Metro newspapers and Thames debris were used to form this collection of London-centric products, created by local designers as part of the Atelier100 incubator, which is on show at London Design Festival.
Taking over a pop-up showroom in LDF's newest design district, Dalston to Stokey, the exhibition highlights products by 22 emerging London creatives from the worlds of fashion and interiors.
The pieces were created as part of an incubator, founded by Swedish design giants IKEA and H&M in 2022 to champion designers and manufacturers in the British capital and encourage more local production.
The incubator helps designers fund the production of their product, alongside practical workshops on topics from accounting and marketing to the particular requirements of mass production, which are generally not covered in design schools.
By focusing on London, the companies aim to support young talent from a greater variety of cultural and economic backgrounds than can be found in closer Scandinavian capitals like Stockholm or Copenhagen.
"The intent with Atelier100 is to find another creative scene that better represents the many people that are actually buying from our companies," Engman told Dezeen.
"Most people working in design all over the world are quite fortunate people, maybe their fathers or mothers have been in the same trade," he added. "So to try to break that, that's the intention of this."
"London is one of the most diverse cities in the world, so it's really interesting to see what we can do there."
Many of the products created by Atelier100's second cohort use hyper-local materials that can only be found in London.
Industrial designer Thomas Wheller carved a set of spoons using offcuts from local tree surgeons, while artist Rosie Stonham hand-blew glass into moulds made of scrunched-up Metro newspaper to form a series of vases.
Similarly, the feet of the Mudlark Chair by architecture studio CAN were 3D-printed replicas of rubble the studio collected from the Thames riverbed at low tide.
The iridescent boulders hold up a frame made of anodised aluminium scaffolding, in a nod to the city's ubiquitous building sites, while the seat and backrest are made using the wood from a London plane tree that made the news when it fell on a building in Soho Square last year.
Several of the projects also made use of deadstock yarn and textiles, sourced all around the capital.
South London maker Jaclyn Pappalardo created an upholstered mirror using leftover fabric from local upholsterers while fashion designer Abiola Onabule created a dramatically billowing shirt using deadstock cotton from Dalston Mill Fabrics.
Menswear label Kwaku Joseph's homage to London is less literal, consisting of a three-piece set informed by the patterned zip-up bags and market stall awnings of Peckham.
Yet other fashion designs focused more on personalisation.
Among them are a pair of 3D-printed mules by accessories studio Body Amplification Devices, designed using algorithmic modelling so each pair is slightly different, and adjustable pleated garments by Alexandra Larrabure that grow and shrink with the wearer.
Also part of Atelier100's second cohort were David Searcy, Jess Flood-Paddock, Charlie Humble-Thomas, Annalisa Iacopetti, Six Dots Design, Maison S. Sommet, Ambra Dentella, Eastmond Apparel, Ex-A Studio, Matan Fadida, Gina Corrieri, Izzi Valentine, Leclò and Lr.d.
Working on the incubator has also underlined that for IKEA and H&M, a localised production model remains unfeasible.
"It's one of the things that, honestly, we tried it out here and it's kind of hard to make it at a good enough scale," Engman said. "That was one of the trials on the pilot."
"I think we all see that we need to adapt to what is happening in supply and production all over the world.
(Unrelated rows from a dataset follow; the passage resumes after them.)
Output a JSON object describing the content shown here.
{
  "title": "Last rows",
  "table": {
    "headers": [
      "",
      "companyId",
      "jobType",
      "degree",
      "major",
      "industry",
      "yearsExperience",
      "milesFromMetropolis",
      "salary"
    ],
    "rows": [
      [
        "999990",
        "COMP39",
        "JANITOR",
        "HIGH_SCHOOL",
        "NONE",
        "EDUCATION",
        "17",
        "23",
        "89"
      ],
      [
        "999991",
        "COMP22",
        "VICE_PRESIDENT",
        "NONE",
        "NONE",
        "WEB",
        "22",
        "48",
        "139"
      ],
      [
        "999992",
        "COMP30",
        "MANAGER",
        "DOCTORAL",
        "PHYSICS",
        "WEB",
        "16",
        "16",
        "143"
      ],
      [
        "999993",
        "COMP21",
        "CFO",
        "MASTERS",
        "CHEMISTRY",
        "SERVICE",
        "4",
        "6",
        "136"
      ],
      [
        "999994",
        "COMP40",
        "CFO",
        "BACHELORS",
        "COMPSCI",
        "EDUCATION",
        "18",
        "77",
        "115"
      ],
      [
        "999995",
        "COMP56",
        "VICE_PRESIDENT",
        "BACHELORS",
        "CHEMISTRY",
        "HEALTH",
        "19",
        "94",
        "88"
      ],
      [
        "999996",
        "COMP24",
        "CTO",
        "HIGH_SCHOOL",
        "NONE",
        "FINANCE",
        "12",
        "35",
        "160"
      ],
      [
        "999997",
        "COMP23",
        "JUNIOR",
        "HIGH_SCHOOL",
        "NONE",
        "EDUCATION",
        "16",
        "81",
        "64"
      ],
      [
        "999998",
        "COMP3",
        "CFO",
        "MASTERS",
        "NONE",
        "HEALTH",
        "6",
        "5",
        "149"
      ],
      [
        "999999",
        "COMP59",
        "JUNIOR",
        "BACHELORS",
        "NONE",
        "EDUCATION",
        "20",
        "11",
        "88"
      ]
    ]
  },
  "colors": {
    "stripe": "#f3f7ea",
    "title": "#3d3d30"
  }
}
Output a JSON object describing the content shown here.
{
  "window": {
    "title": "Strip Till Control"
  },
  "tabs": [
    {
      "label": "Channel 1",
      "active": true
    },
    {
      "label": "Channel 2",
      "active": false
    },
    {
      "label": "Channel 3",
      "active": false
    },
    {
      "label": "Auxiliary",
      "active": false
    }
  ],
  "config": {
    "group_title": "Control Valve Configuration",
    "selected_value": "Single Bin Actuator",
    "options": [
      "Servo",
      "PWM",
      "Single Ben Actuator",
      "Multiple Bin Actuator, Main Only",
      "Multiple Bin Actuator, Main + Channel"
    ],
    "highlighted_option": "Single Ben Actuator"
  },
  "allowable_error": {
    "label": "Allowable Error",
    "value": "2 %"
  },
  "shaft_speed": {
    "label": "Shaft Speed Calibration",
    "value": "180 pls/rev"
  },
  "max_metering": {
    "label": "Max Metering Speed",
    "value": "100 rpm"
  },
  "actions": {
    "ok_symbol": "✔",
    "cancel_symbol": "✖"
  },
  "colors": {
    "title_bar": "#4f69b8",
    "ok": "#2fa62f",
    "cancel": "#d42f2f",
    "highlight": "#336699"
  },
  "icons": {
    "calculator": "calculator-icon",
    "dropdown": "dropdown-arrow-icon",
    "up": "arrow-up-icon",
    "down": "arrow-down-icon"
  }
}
But if this is the way to do it, I'm not sure."
The photography is by Taran Wilkhu.
Drop02 is on show at Atelier100's pop-up showroom as part of London Design Festival 2023 from 16 to 24 September 2023. See our London Design Festival 2023 guide on Dezeen Events Guide for information about the many other exhibitions, installations and talks taking place throughout the week.